Task to complete
If a line of the data below contains the string "lounge", copy it into your answer.

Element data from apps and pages
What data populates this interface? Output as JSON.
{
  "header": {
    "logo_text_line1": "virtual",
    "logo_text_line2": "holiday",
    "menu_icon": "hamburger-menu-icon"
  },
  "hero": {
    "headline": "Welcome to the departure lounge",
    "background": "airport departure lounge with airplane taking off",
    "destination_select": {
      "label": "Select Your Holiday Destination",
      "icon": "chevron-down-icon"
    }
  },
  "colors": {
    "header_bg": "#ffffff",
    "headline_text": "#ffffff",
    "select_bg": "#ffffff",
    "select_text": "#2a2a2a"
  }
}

Output
    "headline": "Welcome to the departure lounge",
    "background": "airport departure lounge with airplane taking off",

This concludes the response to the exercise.